### EXERCISE
Lines containing the word "JSON" are to be copied from the data below.

### DATASET EXTRACT
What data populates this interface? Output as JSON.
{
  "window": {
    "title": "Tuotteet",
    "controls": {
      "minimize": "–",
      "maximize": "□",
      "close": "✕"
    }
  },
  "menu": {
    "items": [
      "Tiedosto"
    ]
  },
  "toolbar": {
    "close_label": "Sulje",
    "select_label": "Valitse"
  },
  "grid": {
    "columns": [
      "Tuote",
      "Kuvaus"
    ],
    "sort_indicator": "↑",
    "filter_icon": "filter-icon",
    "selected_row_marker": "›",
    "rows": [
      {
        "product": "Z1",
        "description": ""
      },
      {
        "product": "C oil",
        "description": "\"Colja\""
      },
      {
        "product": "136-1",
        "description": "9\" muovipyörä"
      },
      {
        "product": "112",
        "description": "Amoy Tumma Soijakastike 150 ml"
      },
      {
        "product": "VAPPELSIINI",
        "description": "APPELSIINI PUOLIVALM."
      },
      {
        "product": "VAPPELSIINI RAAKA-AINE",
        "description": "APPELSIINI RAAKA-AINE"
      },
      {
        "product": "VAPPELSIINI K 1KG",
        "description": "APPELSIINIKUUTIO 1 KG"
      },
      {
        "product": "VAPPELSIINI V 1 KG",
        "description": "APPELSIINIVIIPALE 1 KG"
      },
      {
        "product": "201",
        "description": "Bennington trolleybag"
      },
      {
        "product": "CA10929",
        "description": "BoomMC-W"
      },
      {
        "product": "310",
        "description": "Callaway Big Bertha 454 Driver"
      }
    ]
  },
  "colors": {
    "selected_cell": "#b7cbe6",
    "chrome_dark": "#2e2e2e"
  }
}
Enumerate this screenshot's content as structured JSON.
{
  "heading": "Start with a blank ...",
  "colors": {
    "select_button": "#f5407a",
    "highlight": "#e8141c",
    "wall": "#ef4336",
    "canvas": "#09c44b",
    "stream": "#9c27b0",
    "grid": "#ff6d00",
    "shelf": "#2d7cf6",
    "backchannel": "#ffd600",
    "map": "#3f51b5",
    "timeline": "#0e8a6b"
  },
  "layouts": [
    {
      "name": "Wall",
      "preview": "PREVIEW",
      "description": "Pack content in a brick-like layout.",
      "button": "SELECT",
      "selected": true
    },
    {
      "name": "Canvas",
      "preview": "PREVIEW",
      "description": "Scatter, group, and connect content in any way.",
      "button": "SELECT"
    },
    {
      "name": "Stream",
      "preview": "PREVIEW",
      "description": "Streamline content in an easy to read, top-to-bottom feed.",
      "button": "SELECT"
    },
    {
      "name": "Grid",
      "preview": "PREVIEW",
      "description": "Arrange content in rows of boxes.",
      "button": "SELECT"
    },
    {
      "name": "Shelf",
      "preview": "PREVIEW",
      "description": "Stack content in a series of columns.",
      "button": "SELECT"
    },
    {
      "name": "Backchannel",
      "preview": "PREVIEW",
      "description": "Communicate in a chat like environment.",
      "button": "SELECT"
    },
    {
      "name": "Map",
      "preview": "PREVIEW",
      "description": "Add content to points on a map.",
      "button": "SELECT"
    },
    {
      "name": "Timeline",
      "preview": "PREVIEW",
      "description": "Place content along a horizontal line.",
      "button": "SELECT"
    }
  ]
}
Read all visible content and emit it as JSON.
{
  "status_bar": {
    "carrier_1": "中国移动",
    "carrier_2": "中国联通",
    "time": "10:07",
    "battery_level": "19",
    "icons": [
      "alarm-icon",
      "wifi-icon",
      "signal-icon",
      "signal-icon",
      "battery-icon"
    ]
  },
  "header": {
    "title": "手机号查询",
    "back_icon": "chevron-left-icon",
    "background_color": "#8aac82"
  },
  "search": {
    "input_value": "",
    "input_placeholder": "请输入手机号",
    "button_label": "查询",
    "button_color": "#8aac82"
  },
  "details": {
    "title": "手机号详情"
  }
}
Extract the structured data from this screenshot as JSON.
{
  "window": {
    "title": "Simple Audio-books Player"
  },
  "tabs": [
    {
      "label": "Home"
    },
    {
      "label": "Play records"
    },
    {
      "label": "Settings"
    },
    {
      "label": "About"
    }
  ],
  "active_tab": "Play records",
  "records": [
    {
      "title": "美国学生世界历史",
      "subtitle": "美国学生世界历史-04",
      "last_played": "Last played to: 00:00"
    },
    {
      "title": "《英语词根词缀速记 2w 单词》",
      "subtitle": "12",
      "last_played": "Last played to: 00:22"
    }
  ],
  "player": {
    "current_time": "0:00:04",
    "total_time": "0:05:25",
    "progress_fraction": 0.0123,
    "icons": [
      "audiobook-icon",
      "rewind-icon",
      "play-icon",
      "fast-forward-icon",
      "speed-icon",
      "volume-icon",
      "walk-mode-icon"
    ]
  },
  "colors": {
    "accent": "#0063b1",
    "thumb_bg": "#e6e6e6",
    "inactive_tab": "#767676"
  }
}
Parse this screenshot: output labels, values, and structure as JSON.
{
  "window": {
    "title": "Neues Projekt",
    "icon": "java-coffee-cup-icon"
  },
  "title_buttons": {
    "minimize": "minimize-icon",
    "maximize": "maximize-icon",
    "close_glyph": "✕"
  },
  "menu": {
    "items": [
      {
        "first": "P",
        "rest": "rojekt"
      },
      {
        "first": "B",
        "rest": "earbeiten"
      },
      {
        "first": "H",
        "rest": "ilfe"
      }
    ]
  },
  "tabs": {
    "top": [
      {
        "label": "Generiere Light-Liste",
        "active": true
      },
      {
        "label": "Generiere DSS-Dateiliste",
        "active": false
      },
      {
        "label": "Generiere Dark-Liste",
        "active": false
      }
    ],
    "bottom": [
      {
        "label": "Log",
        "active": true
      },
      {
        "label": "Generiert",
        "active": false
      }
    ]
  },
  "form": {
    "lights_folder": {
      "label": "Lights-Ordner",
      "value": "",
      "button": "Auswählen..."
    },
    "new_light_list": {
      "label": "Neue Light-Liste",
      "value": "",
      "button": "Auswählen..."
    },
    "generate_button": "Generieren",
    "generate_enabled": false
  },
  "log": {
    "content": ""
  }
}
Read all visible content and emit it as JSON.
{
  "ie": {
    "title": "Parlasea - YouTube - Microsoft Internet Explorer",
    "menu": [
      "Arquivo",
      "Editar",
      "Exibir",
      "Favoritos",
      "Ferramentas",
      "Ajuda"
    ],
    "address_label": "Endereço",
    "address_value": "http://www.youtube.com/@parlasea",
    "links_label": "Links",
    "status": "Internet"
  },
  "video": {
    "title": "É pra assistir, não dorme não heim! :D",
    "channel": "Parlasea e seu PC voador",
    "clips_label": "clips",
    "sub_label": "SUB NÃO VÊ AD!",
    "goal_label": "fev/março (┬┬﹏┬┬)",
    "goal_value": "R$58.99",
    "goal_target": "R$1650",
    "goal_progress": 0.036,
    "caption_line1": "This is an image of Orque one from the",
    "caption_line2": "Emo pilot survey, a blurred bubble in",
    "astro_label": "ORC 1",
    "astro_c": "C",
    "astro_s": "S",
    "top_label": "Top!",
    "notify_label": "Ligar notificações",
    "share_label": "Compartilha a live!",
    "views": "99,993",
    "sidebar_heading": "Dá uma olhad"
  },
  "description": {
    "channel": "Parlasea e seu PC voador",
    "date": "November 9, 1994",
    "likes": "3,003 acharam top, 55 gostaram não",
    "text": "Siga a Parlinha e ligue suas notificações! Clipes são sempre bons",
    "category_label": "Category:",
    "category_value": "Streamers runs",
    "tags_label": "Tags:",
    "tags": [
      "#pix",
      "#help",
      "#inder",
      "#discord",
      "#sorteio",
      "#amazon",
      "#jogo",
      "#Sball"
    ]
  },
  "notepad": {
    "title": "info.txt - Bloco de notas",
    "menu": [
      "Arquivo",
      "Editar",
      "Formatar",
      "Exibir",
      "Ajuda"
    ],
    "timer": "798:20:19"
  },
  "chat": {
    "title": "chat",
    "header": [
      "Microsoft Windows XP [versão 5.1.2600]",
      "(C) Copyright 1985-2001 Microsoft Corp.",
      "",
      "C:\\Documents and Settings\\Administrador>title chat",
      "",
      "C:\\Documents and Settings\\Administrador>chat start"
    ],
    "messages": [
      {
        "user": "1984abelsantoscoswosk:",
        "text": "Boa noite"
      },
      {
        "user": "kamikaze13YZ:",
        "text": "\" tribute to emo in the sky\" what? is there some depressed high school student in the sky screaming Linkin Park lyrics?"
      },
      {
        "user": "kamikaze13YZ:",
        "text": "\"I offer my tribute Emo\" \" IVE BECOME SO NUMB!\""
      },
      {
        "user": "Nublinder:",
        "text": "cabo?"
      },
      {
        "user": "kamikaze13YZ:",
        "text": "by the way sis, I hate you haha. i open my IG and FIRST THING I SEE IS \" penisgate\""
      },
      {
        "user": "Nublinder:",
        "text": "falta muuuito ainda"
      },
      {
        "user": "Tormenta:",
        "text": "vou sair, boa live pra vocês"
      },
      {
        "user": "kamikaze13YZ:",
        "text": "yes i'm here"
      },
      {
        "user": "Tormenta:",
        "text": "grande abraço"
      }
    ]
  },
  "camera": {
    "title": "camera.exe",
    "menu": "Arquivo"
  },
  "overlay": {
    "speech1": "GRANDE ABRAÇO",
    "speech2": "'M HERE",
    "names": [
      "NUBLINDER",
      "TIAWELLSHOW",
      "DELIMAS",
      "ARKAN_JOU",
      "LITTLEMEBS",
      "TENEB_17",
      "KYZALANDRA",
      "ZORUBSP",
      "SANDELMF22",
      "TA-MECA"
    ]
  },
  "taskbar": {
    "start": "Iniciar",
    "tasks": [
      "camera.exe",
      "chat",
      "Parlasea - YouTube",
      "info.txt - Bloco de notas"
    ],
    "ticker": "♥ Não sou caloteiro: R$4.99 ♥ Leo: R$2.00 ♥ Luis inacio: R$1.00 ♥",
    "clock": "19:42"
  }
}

### ANSWER SPACE
What data populates this interface? Output as JSON.
Enumerate this screenshot's content as structured JSON.
Read all visible content and emit it as JSON.
Extract the structured data from this screenshot as JSON.
Parse this screenshot: output labels, values, and structure as JSON.
Read all visible content and emit it as JSON.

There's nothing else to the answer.